───── Raw data ─────

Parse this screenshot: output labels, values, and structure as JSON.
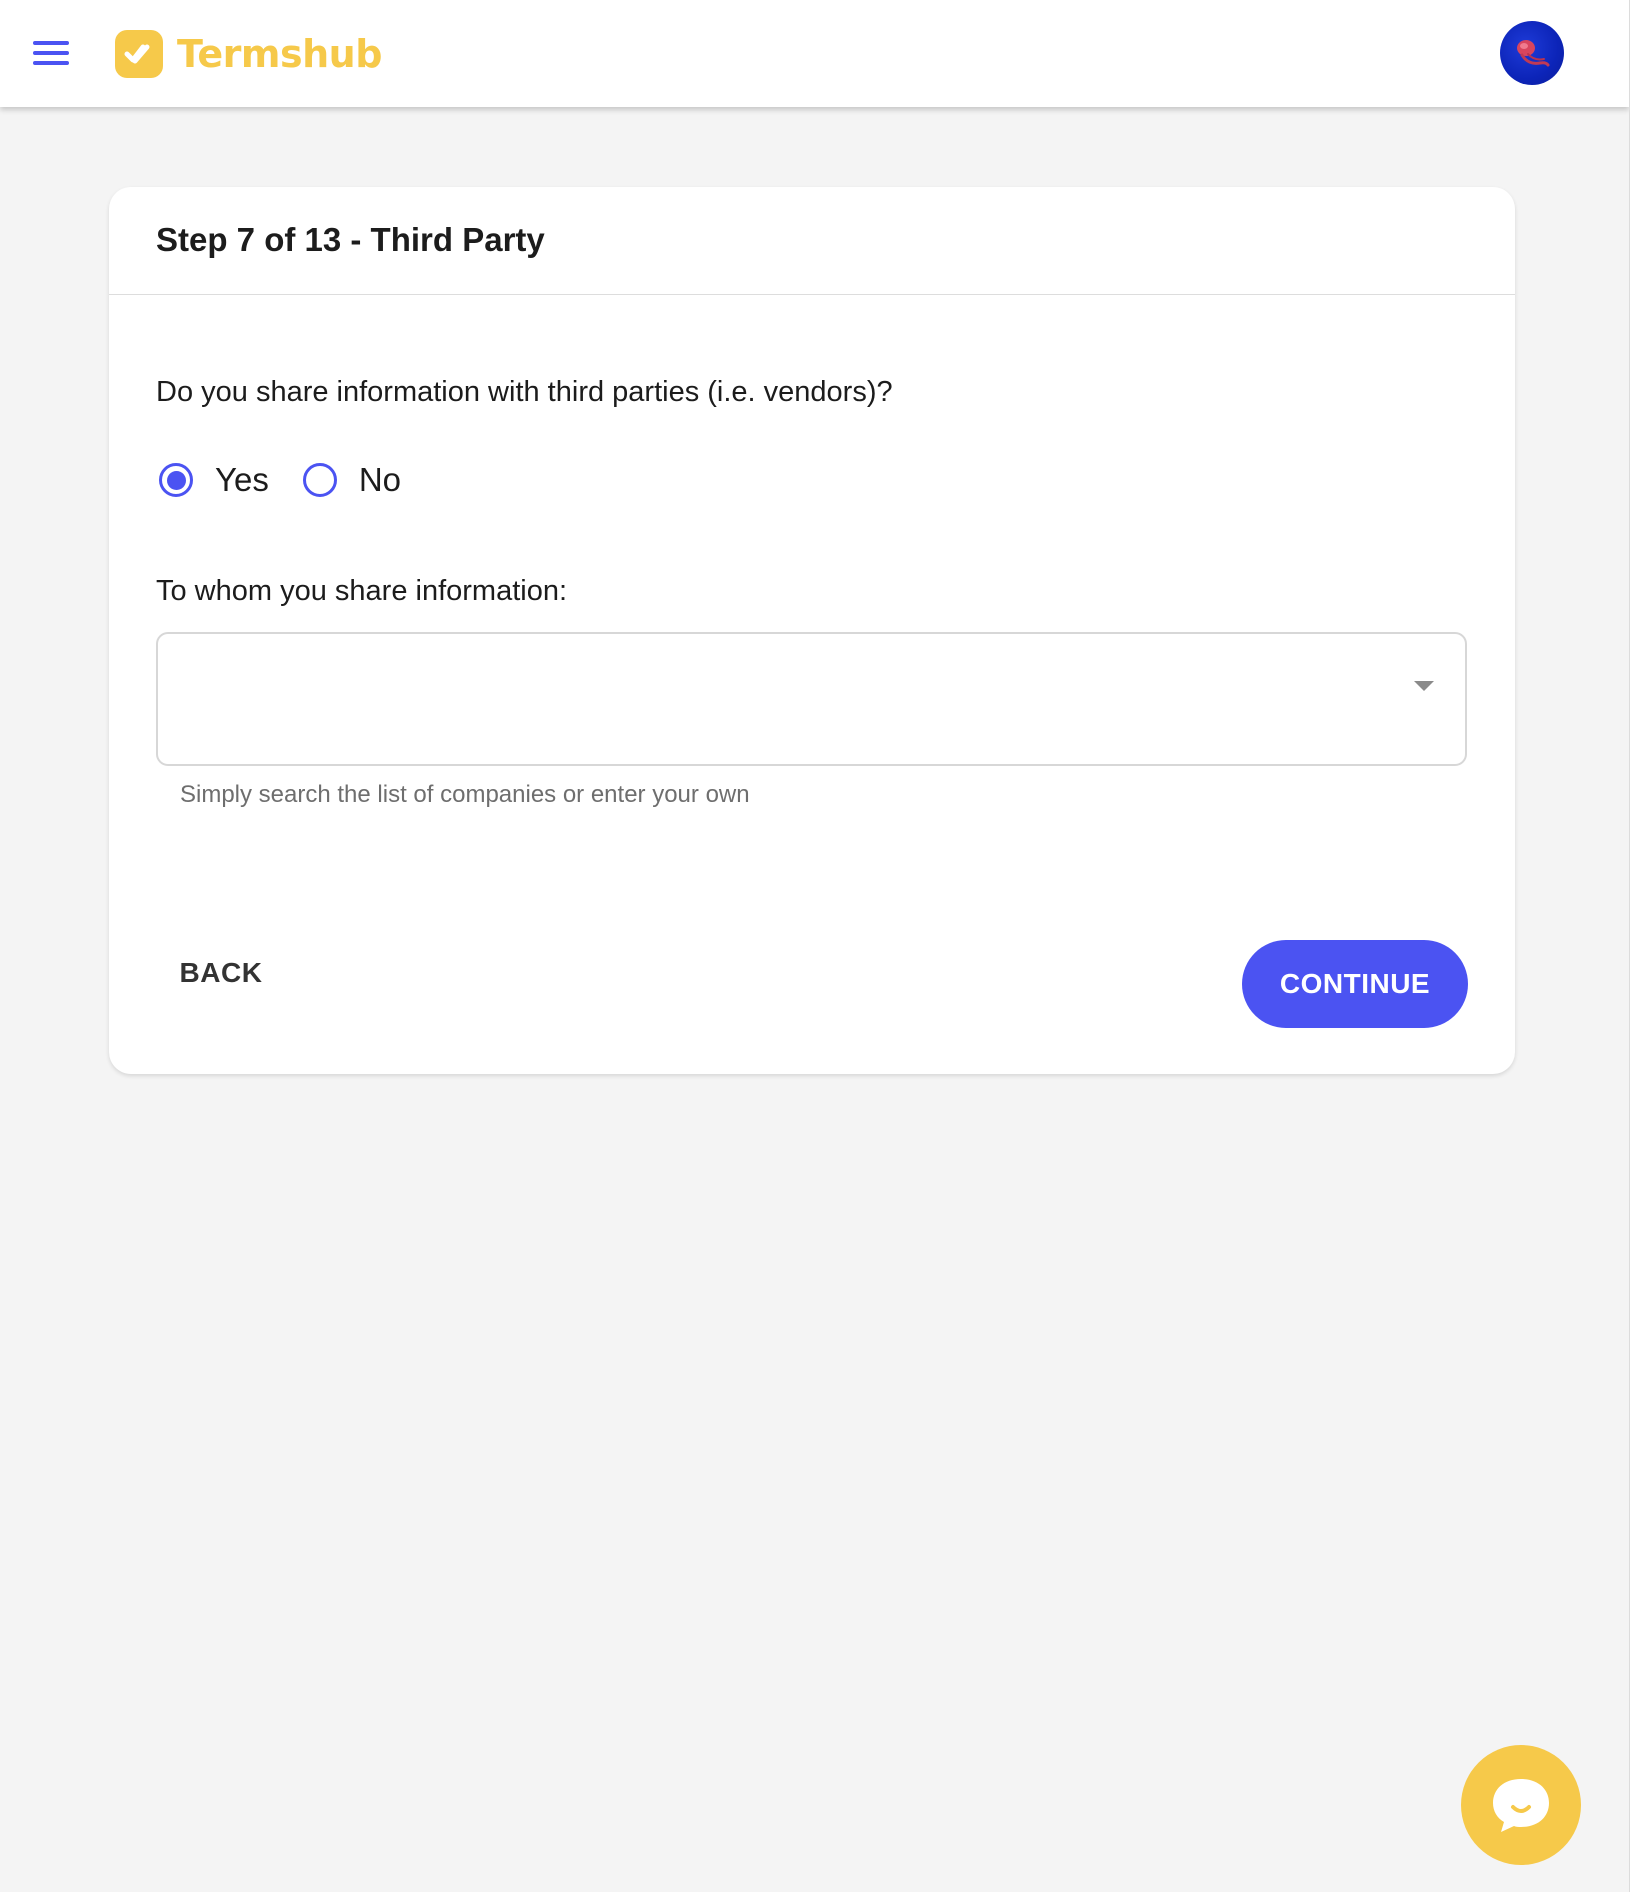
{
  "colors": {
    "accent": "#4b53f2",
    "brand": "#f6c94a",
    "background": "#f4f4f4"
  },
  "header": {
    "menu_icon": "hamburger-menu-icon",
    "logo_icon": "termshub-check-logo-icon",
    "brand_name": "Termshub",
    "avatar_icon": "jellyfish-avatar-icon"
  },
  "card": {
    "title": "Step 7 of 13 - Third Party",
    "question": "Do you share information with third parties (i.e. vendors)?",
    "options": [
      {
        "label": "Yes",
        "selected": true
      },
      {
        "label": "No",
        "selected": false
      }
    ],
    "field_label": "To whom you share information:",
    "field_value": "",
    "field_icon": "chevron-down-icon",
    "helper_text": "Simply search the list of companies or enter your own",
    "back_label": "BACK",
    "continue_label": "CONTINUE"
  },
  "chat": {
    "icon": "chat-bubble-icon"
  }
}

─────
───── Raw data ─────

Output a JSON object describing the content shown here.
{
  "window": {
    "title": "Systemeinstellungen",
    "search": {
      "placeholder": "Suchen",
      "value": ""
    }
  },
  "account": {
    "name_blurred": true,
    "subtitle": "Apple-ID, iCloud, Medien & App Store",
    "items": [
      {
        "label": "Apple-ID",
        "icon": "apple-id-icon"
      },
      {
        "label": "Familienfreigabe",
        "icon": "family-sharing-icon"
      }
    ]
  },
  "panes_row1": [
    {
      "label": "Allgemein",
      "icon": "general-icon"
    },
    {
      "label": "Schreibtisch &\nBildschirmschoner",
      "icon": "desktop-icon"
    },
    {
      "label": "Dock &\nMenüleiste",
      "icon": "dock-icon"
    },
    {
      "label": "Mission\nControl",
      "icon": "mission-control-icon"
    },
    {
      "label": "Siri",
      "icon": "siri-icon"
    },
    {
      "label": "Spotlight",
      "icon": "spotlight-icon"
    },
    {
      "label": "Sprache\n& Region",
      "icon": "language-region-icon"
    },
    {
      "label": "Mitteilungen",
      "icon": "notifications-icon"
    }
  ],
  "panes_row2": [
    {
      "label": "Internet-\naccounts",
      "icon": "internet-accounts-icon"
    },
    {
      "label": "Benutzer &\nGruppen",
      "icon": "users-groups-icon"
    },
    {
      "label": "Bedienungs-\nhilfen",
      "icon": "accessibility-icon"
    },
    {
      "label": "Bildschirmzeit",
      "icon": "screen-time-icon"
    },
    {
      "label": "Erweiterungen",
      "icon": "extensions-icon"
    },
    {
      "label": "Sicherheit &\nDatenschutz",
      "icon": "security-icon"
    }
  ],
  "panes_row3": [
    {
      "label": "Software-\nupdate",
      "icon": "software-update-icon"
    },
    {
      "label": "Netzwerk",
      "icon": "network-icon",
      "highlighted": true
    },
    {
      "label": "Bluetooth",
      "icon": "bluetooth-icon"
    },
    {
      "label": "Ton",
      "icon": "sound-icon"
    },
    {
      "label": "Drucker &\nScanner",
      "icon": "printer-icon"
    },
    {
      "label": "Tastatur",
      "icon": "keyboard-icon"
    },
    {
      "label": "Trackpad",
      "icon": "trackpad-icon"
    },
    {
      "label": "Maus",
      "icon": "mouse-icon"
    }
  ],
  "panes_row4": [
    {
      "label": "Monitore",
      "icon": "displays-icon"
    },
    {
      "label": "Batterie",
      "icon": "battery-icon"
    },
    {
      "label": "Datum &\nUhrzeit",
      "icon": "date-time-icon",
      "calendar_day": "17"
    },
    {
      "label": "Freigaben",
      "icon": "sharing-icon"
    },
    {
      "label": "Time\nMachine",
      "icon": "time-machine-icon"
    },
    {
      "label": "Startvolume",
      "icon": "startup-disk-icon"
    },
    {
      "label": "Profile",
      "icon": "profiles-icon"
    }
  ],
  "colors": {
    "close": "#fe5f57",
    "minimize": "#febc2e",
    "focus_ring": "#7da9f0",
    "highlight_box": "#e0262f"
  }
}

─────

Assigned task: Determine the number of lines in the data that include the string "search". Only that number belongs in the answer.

Solved problem: 2